In case of an India-Pakistan war China can make a “pincer movement” to threaten India and tie down its troops in Ladakh sector. China can also keep an eye on the Indian activities in the region by establishing listening posts and advanced surveillance bases in PoJK. The People’s Liberation Army (PLA) Air Force would have the additional benefit of using the air fields in PoJK in case of hostilities with us. KKH can also become a lifeline for promoting terrorist activities in the troubled Kashmir region. The increased Chinese presence in PoJK will act as a hindrance to resolving the Jammu and Kashmir problem.
Thus Karakoram Highway (KKH)/ Karakoram Corridor (KC) is the focal point of the Pakistan-China nexus against India and for domination of the region. Pakistan has already illegally ceded to China parts of the territory of Gilgit-Baltistan, an integral part of the state of J&K, in Shaksgam Valley and Aksai Chin. Pakistan calls China as its strategic partner and they both have a common enemy, i.e., India.
A new “Great Game” is being played by China in the region to ensure its hold over the strategic region of Gilgit-Baltistan with active connivance of Pakistan. The Indian security establishment cannot turn a blind eye to the happenings in the Gilgit-Baltistan region. Saltoro Ridge and Siachen Glacier assume great strategic importance in this context. Under no circumstances should India vacate Siachen Glacier. Our defences in Ladakh sector should be strengthened through rapid development of infrastructure. Re-activation of Daulat Beg Oldi airfield in Ladakh by the Indian Air Force has sent a strong message across. The much needed up- gradation and modernisation of the surveillance systems should be taken on war-footing. Long-range surveillance radars and satellites should be deployed to keep the main arteries in China and PoJK under surveillance. Our Special Forces should be tasked, equipped and trained for interdiction of KKH.
As long as we have an unsettled border with China as well as taking note of China’s military posture in Tibet, India would have to be ready to thwart any Chinese misadventure.
Diplomatically, India should oppose Pakistan’s action of separating Gilgit-Baltistan region from PoJK and making it a separate region directly under the federal government. Any talk on ‘K’ issue must include the Gilgit-Baltistan region with India insisting on its complete vacation by Pakistan. Incidentally, with the region being Shia-dominated it is also a victim of Sunni hegemony in Pakistan. Our relations with other neighbours in the South Asian Association for Regional Cooperation (SAARC) region should be strengthened to negate Chinese influence in the region and to isolate Pakistan.

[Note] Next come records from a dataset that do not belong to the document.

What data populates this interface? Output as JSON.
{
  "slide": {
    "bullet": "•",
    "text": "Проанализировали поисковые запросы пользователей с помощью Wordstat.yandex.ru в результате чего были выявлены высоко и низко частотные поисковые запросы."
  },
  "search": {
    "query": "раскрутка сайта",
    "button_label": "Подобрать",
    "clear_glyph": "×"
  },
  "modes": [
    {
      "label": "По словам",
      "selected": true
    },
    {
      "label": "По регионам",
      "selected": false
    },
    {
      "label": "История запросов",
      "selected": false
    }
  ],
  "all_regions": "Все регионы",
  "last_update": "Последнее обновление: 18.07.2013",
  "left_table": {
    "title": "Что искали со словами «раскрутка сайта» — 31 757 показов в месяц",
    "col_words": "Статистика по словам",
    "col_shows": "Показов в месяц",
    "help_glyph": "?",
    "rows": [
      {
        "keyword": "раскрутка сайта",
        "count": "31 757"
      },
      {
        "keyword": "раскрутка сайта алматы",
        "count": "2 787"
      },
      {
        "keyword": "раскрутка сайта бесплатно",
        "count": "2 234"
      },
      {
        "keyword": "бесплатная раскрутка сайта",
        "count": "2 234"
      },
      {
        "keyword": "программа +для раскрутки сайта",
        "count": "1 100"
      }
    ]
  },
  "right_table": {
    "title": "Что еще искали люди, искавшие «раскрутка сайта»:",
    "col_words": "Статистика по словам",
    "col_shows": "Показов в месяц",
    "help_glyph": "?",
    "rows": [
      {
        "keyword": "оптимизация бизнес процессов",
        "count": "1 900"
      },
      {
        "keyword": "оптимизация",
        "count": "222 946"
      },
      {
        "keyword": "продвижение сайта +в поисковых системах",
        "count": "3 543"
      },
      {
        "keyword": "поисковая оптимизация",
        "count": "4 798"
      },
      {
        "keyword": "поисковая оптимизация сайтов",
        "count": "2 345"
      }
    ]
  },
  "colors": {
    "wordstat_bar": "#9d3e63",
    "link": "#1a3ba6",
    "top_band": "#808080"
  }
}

The Narendra Modi government has already flagged it as a major foreign policy initiative which has begun to yield success.
Similarly, in keeping with Kautilya’s advice that “enemy’s neighbour should be your friend”, India’s relations with countries that border China and Pakistan, like Myanmar, Vietnam, Japan, Mongolia, Taiwan and Afghanistan should be friendly and mutually beneficial. Another foreign policy initiative of the Modi government to renew and improve relations with Indian Ocean Rim countries should be pursued with vigour.
Despite recent bonhomie in Sino-Indian relations and the proposed joint military exercise between the two countries India cannot afford to let its guard down. As long as we have an unsettled border with China as well as taking note of China’s military posture in Tibet, India would have to be ready to thwart any Chinese misadventure. Pakistan on the other hand continues to be the breeding ground of terror and an important player of the global jihad against India. It has unleashed a proxy war. Its strategic alliance with China is solely aimed at threatening and destabilising India. Thus, Karakoram Highway and its proposed expansion that provides connectivity to both our hostile neighbours poses a major security challenge.